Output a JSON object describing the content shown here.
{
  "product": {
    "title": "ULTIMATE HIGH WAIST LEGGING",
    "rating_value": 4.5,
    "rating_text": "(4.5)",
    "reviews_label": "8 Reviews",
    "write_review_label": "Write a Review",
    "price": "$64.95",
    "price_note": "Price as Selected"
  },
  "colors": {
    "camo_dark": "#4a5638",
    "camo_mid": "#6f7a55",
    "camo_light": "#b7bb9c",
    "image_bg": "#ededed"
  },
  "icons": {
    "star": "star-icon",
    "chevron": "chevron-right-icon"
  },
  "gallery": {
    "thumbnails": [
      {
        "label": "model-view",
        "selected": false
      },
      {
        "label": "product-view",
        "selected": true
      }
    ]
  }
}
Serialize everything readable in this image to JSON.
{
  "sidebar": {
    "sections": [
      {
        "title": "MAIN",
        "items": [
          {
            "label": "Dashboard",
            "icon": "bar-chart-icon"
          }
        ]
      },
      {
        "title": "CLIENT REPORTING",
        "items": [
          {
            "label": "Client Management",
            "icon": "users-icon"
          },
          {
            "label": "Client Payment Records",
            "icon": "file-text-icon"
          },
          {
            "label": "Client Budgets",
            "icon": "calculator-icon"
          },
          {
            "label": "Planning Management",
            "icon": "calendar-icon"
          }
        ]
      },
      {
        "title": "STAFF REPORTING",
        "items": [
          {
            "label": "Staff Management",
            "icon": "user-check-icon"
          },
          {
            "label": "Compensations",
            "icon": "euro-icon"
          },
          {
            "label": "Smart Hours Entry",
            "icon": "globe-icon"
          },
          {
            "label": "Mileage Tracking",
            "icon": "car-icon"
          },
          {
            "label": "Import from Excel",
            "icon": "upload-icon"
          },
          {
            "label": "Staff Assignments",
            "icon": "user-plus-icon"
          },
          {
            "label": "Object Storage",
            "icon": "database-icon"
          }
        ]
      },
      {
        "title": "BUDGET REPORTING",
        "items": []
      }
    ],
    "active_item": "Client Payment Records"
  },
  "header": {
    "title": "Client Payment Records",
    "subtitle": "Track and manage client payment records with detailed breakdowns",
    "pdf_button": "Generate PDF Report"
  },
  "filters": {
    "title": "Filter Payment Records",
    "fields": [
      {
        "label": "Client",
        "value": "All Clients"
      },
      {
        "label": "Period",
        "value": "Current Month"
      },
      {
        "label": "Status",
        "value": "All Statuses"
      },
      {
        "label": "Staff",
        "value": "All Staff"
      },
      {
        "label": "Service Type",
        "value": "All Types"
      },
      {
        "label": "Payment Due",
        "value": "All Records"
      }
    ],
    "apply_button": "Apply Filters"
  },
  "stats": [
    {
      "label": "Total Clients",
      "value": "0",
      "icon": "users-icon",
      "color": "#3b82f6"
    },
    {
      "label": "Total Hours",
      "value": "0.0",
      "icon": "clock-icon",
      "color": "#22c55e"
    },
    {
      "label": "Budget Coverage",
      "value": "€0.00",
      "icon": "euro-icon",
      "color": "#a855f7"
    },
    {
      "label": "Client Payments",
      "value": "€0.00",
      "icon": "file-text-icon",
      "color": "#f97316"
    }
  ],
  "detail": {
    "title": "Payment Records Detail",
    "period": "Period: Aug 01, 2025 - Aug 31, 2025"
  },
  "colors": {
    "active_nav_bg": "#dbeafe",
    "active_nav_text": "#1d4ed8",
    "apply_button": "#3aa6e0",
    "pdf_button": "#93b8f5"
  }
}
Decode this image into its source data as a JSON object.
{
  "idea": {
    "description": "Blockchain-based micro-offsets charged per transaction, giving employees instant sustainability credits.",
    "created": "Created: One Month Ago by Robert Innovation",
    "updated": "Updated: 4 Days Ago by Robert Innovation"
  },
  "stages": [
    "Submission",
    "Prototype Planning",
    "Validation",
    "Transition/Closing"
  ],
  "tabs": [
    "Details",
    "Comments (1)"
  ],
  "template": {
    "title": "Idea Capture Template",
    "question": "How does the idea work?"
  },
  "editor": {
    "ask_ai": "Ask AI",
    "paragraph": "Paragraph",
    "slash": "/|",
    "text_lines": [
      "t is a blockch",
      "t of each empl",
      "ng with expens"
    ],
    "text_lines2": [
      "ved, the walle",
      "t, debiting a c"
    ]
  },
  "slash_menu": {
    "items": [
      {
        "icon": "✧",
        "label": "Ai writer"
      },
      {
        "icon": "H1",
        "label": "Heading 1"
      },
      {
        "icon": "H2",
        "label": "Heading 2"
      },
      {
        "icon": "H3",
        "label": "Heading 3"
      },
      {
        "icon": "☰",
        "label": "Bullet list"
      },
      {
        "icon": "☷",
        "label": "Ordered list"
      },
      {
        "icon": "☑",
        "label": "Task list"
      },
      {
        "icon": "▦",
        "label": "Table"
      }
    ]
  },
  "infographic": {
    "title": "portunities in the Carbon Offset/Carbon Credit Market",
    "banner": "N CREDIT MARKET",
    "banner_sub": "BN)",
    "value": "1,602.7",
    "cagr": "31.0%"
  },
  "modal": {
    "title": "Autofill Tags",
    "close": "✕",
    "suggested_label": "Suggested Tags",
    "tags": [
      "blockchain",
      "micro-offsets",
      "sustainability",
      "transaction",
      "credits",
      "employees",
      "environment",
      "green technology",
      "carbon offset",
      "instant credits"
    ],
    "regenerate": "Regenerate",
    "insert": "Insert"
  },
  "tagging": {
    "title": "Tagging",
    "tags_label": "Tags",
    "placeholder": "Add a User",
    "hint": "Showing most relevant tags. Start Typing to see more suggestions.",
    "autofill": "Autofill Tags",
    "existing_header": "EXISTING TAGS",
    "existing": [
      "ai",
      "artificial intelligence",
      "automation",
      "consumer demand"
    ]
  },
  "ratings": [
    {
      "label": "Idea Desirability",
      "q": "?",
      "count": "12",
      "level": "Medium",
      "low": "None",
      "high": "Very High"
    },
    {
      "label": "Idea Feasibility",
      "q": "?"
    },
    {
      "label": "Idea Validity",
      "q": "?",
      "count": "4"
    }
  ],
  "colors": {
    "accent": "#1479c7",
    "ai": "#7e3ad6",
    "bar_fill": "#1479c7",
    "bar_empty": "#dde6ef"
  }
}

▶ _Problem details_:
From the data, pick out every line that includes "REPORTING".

▶ _Answer for this exercise_:
        "title": "CLIENT REPORTING",
        "title": "STAFF REPORTING",
        "title": "BUDGET REPORTING",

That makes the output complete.